Summary of Descriptive Analysis and Comparison to the Literature
Our descriptive analysis highlights an important finding and confirms earlier findings in the literature. The main finding—that persons who experience a major shift in household composition are the most likely to transition into and out of poverty—is consistent with earlier findings from Ruggles and Williams (1987). This finding is largely missed in much of the literature, however, because most studies examine events only for those who enter (or exit) poverty (Bane and Ellwood 1986, Blank 1997). Since a very small portion of the population experiences a shift from a two-adult to a female-headed household (or vice versa), especially relative to those who experience a change in employment, the shift in household composition appears less important than a change in employment. Duncan and Rodgers (1988) highlight a similar finding in their analysis of child poverty: family breakups are relatively rare among children, but they have devastating effects when they do occur (pp. 1014-1015).

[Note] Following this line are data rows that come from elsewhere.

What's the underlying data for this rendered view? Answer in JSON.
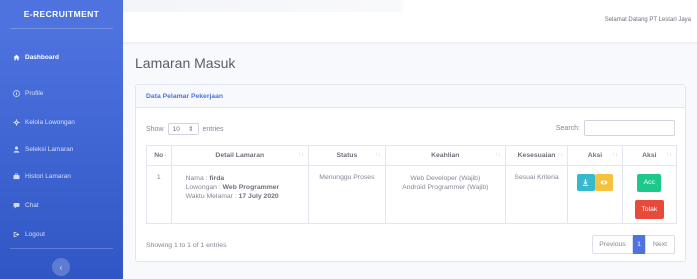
{
  "app": {
    "brand": "E-RECRUITMENT",
    "welcome": "Selamat Datang PT Lestari Jaya",
    "colors": {
      "primary": "#4e73df",
      "info": "#36b9cc",
      "warning": "#f6c23e",
      "success": "#1cc88a",
      "danger": "#e74a3b"
    }
  },
  "sidebar": {
    "items": [
      {
        "label": "Dashboard",
        "icon": "home-icon",
        "active": true
      },
      {
        "label": "Profile",
        "icon": "info-icon"
      },
      {
        "label": "Kelola Lowongan",
        "icon": "gear-icon"
      },
      {
        "label": "Seleksi Lamaran",
        "icon": "user-icon"
      },
      {
        "label": "Histori Lamaran",
        "icon": "briefcase-icon"
      },
      {
        "label": "Chat",
        "icon": "chat-icon"
      },
      {
        "label": "Logout",
        "icon": "logout-icon"
      }
    ],
    "toggle_glyph": "‹"
  },
  "page": {
    "title": "Lamaran Masuk"
  },
  "card": {
    "title": "Data Pelamar Pekerjaan",
    "show_label": "Show",
    "entries_value": "10",
    "entries_label": "entries",
    "search_label": "Search:",
    "columns": [
      "No",
      "Detail Lamaran",
      "Status",
      "Keahlian",
      "Kesesuaian",
      "Aksi",
      "Aksi"
    ],
    "sort_glyph": "↑↓",
    "rows": [
      {
        "no": "1",
        "nama_label": "Nama :",
        "nama": "firda",
        "lowongan_label": "Lowongan :",
        "lowongan": "Web Programmer",
        "waktu_label": "Waktu Melamar :",
        "waktu": "17 July 2020",
        "status": "Menunggu Proses",
        "keahlian": [
          "Web Developer (Wajib)",
          "Android Programmer (Wajib)"
        ],
        "kesesuaian": "Sesuai Kriteria",
        "acc_label": "Acc",
        "tolak_label": "Tolak"
      }
    ],
    "info": "Showing 1 to 1 of 1 entries",
    "pager": {
      "previous": "Previous",
      "current": "1",
      "next": "Next"
    }
  }
}
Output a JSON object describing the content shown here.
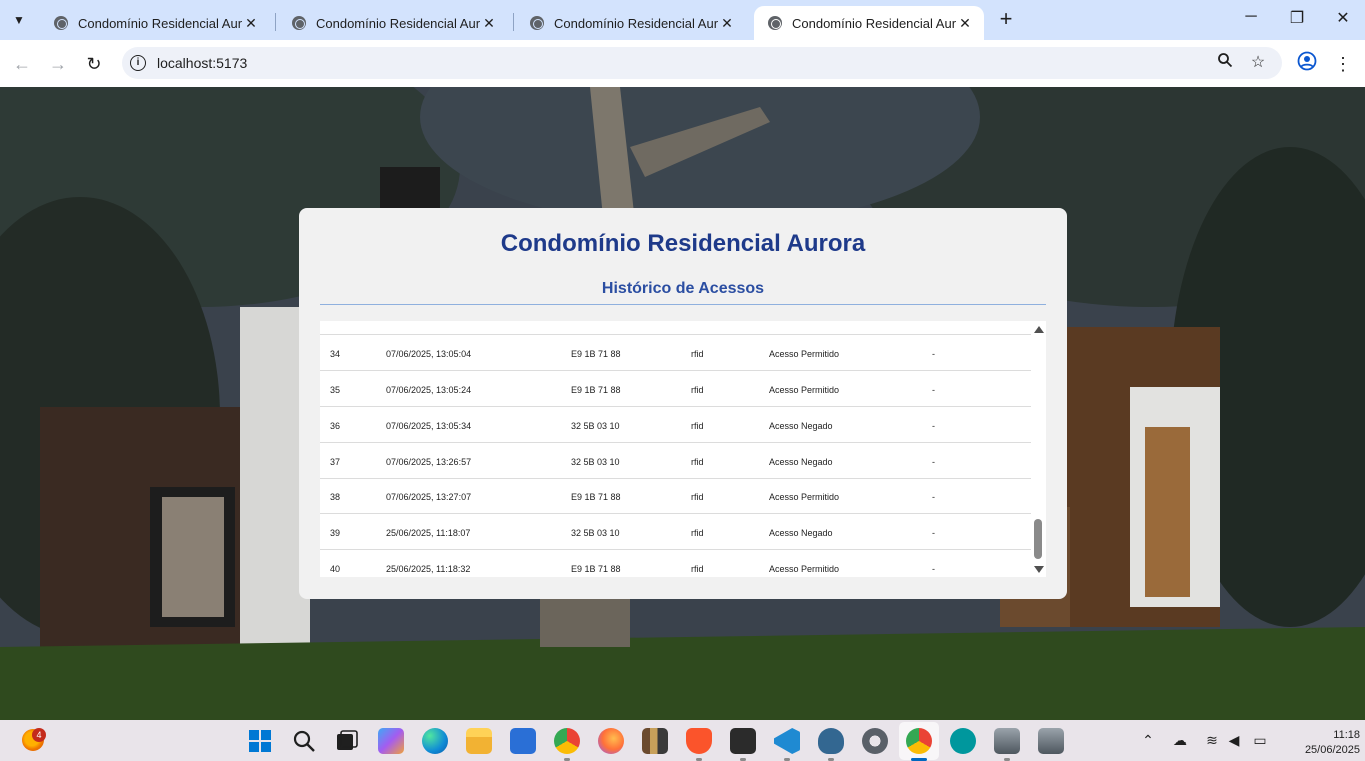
{
  "browser": {
    "tabs": [
      {
        "title": "Condomínio Residencial Aurora",
        "active": false
      },
      {
        "title": "Condomínio Residencial Aurora",
        "active": false
      },
      {
        "title": "Condomínio Residencial Aurora",
        "active": false
      },
      {
        "title": "Condomínio Residencial Aurora",
        "active": true
      }
    ],
    "close_glyph": "✕",
    "new_tab_glyph": "+",
    "url": "localhost:5173"
  },
  "page": {
    "title": "Condomínio Residencial Aurora",
    "subtitle": "Histórico de Acessos",
    "rows": [
      {
        "id": "34",
        "datetime": "07/06/2025, 13:05:04",
        "card": "E9 1B 71 88",
        "type": "rfid",
        "status": "Acesso Permitido",
        "obs": "-"
      },
      {
        "id": "35",
        "datetime": "07/06/2025, 13:05:24",
        "card": "E9 1B 71 88",
        "type": "rfid",
        "status": "Acesso Permitido",
        "obs": "-"
      },
      {
        "id": "36",
        "datetime": "07/06/2025, 13:05:34",
        "card": "32 5B 03 10",
        "type": "rfid",
        "status": "Acesso Negado",
        "obs": "-"
      },
      {
        "id": "37",
        "datetime": "07/06/2025, 13:26:57",
        "card": "32 5B 03 10",
        "type": "rfid",
        "status": "Acesso Negado",
        "obs": "-"
      },
      {
        "id": "38",
        "datetime": "07/06/2025, 13:27:07",
        "card": "E9 1B 71 88",
        "type": "rfid",
        "status": "Acesso Permitido",
        "obs": "-"
      },
      {
        "id": "39",
        "datetime": "25/06/2025, 11:18:07",
        "card": "32 5B 03 10",
        "type": "rfid",
        "status": "Acesso Negado",
        "obs": "-"
      },
      {
        "id": "40",
        "datetime": "25/06/2025, 11:18:32",
        "card": "E9 1B 71 88",
        "type": "rfid",
        "status": "Acesso Permitido",
        "obs": "-"
      }
    ]
  },
  "taskbar": {
    "weather_badge": "4",
    "apps": [
      "start",
      "search",
      "task-view",
      "copilot",
      "edge",
      "file-explorer",
      "store",
      "chrome",
      "firefox",
      "library",
      "brave",
      "terminal",
      "vscode",
      "postgres",
      "settings",
      "chrome-active",
      "arduino",
      "server-1",
      "server-2"
    ],
    "time": "11:18",
    "date": "25/06/2025"
  },
  "colors": {
    "title_blue": "#1e3a8a",
    "subtitle_blue": "#2b4ea2",
    "tabbar": "#d3e3fd"
  }
}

Our descriptive results that measure the percent of individuals experiencing each event only for those who enter (or exit) poverty confirm earlier findings in the literature. Consistent with Bane and Ellwood (1986), Ruggles and Williams (1987), Duncan and Rodgers (1988) and Blank (1997), these descriptive results suggest that changes in employment are more important than changes in household composition for the overall likelihood of entering poverty. As Ruggles and Williams explain, “employment-related events, because they are so common in the population as a whole, are associated with a much higher proportion of all transitions into and out of poverty than demographic events” (p. 14). However, as with the findings from the literature, in making these comparisons it is important to bear in mind that these descriptive statistics do not control for persons experiencing multiple events and other household and economic characteristics. Next we turn to our multivariate results, which do control for multiple events and other household and economic characteristics.